_Problem statement_
In the records below, find each line with "kind" and copy it.

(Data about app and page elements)
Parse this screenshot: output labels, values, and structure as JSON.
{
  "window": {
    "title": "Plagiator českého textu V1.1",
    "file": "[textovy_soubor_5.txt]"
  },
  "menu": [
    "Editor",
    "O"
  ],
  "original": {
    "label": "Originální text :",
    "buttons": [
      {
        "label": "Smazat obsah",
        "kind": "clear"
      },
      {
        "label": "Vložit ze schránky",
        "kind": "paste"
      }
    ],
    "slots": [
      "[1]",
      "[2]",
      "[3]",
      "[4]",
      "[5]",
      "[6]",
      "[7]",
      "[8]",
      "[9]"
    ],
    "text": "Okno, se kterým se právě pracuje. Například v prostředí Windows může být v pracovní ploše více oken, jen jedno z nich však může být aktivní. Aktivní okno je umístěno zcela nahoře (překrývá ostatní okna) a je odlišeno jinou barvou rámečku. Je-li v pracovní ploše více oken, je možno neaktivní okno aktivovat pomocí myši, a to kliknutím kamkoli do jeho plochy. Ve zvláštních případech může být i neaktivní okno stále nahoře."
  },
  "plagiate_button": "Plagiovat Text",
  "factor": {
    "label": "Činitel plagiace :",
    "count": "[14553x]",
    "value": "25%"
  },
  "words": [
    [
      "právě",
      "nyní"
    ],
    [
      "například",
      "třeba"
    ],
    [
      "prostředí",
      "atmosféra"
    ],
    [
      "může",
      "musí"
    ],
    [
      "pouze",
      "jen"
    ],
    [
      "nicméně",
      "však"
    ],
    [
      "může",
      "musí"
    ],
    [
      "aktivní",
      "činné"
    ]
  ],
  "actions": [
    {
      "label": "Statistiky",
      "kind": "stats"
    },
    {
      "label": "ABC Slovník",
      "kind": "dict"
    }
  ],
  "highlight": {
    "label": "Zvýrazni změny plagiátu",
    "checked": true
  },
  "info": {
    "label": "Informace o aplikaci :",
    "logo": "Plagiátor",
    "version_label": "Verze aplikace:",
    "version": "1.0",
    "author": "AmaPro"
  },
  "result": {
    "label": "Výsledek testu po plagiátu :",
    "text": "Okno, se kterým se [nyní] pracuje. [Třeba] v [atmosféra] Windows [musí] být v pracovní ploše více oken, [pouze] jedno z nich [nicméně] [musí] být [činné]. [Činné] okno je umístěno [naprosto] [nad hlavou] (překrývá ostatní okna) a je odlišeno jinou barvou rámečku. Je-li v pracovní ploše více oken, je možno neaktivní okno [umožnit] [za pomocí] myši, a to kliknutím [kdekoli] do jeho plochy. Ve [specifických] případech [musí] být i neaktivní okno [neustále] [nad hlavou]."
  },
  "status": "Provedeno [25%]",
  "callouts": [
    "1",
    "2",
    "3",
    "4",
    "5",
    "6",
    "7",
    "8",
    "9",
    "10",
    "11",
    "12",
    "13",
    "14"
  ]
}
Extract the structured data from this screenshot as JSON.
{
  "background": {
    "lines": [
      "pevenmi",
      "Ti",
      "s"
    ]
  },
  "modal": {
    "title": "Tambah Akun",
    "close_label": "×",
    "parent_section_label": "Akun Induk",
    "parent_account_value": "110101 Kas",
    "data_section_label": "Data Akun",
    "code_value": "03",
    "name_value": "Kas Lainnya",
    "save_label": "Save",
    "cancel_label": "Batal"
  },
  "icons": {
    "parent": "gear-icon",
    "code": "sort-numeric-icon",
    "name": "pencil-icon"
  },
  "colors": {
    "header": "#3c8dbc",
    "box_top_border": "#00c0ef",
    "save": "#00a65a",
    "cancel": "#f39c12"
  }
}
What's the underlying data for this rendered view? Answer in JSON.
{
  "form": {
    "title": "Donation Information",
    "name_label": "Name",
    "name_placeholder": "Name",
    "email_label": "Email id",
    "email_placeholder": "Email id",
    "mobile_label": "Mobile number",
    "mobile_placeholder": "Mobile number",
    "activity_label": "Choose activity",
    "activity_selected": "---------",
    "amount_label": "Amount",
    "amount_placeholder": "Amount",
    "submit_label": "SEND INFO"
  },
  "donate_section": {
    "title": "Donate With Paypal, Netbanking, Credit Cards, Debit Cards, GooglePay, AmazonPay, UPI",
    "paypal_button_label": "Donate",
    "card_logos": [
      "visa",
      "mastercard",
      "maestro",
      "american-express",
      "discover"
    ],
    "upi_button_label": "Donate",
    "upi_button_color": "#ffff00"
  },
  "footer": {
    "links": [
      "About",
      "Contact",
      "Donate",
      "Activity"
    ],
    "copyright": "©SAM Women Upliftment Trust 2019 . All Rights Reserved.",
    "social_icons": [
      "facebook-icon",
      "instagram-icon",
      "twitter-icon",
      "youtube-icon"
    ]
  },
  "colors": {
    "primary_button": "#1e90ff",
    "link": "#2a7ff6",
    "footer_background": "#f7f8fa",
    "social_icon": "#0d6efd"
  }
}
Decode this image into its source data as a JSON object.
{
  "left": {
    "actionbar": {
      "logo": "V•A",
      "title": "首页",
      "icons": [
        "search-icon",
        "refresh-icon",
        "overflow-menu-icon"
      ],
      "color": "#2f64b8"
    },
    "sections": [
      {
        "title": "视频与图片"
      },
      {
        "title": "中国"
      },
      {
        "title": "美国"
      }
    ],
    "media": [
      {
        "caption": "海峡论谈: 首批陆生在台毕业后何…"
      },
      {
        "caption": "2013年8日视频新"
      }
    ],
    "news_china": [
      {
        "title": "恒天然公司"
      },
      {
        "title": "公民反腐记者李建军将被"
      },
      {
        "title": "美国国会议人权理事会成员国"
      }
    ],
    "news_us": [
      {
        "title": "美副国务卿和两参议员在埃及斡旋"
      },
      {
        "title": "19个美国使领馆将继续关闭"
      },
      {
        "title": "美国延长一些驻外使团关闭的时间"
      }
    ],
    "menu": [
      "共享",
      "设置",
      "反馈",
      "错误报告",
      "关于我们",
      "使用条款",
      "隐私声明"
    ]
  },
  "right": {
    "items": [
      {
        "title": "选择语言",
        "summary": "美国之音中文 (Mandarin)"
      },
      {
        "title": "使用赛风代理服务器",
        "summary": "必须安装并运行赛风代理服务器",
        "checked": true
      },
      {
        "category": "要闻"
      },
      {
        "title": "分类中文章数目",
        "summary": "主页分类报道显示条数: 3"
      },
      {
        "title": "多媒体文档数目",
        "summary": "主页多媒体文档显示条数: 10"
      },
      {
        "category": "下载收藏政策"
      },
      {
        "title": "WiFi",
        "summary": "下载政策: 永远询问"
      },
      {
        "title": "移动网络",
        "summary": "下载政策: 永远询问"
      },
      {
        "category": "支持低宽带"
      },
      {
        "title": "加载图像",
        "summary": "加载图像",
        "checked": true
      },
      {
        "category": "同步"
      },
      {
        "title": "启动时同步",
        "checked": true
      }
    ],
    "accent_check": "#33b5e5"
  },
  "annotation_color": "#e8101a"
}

_Output_
        "kind": "clear"
        "kind": "paste"
      "kind": "stats"
      "kind": "dict"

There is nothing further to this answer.